Meanwhile, the department had been growing. First, on the art history side, the arrival of Thomas Reed in 1950 augmented George Downing’s lectures in modern and medieval art with instruction in Renaissance and baroque art. William Loerke, a medievalist, came in 1950, allowing Professor Downing to concentrate on the field of his greatest interest. In studio art Walter Feldman replaced Professor Taylor, who retired in 1953. William Jordy, arriving in 1955, made architecture popular and inspiring to future architects and many other students. Professor Feldman’s specialities in painting and printmaking were augmented by those of Hugh Townley, who arrived in 1961 as Brown’s first sculptor. In the 1960s Profesors Reed and Loerke left, the former for the Rhode Island School of Design, the latter to head Dunbarton Oaks in Washington. Additions to the department were Stephen Scher (medievalist), Bates Lowry (Renaissance), and Fred Licht (eighteenth and nineteenth century). and Edward Koren, known for his fuzzy animal cartoons in the New Yorker, who taught drawing and printmaking. When the city of Florence was flooded in November of 1966, Bates Lowry and Fred Licht initiated the organization of the nationwide Committee to Rescue Italian Art (CRIA), which provided both funds and the advice of art experts in salvaging the city’s art treasures. Both Licht and Lowry left the department in 1968, Licht to become director of the Florida State University Study Center in Florence and Lowry to become director of the Museum of Modern Art. In 1968 Juergen Schulz, an authority in the history of architecture, came to Brown as chairman of the department. In the fall of 1966 a new graduate program in art history began with thirteen graduate students. The program was made possible by a Ford Foundation grant, and was supported by a five-year grant from the Samuel H. Kress Foundation. From 1967 to 1992 students entering the master’s program in art history have mounted an exhibition and published a series of widely acclaimed exhibition catalogues.
The List Art Building, designed by Phillip Johnson and opened in 1971, provided lecture rooms, studios, and exhibition space in the David Winton Bell Gallery. In 1988 the Art Department split into two sections – the Program in the Visual Arts headed by Professor Hugh Townley and the Program in the History of Art and Architecture headed by Juergen Schulz.
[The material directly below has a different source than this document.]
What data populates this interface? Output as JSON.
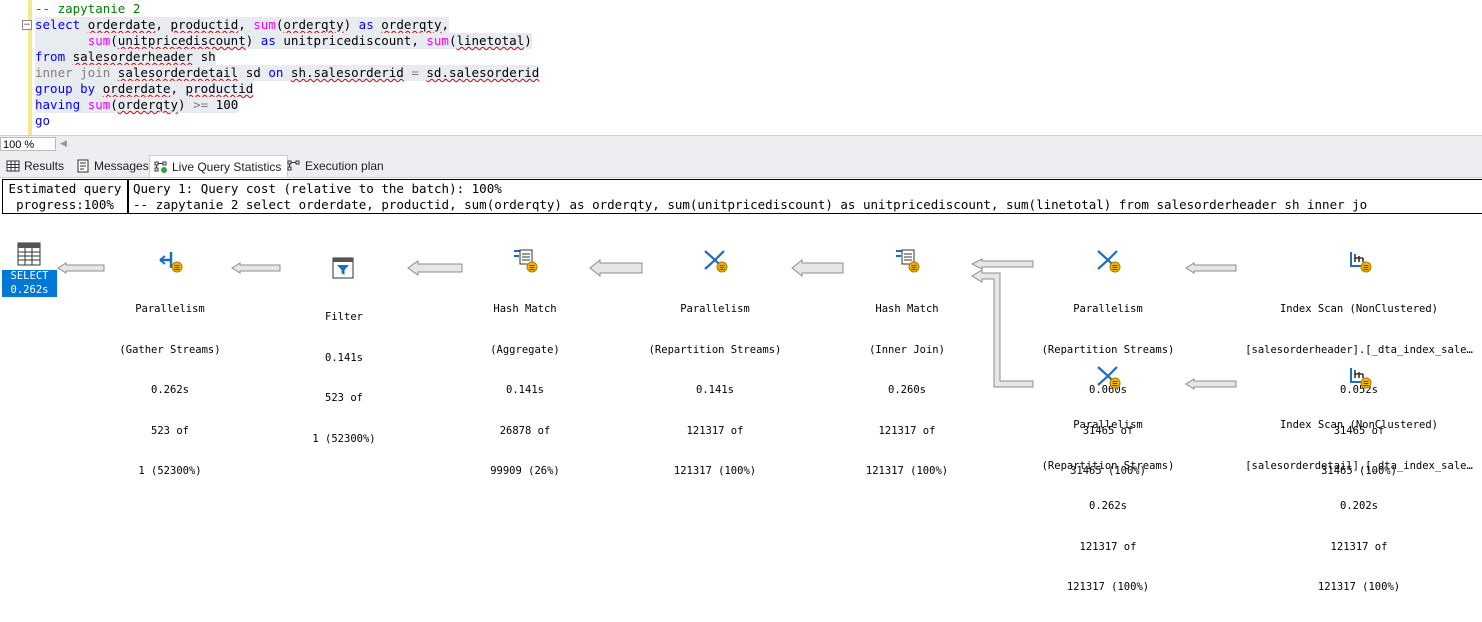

Both programs later acquired department status. In other changes at this time, the Bell Gallery became independent and the slide library came under the administration of the University Library. The department offers concentrations in the history of art, the practice of arts, and an interdepartmental concentration in art-semiotics, which studies the cultural role of artistic production. Chairmen of the department up to the time of the split have been Will S. Taylor, George E. Downing, William H. Jordy, Bates Lowry, Juergen Schulz, Stephen K. Scher, Kermit S. Champa, Richard Fishman, Roger Mayer, and Rudolf M. Winkes. The chairpersons of the Department of History of Art and Archeology have been Catherine Zerner and Jeffrey Muller, and those of the Department of Visual Arts have been Wendy Edwards and Roger Mayer.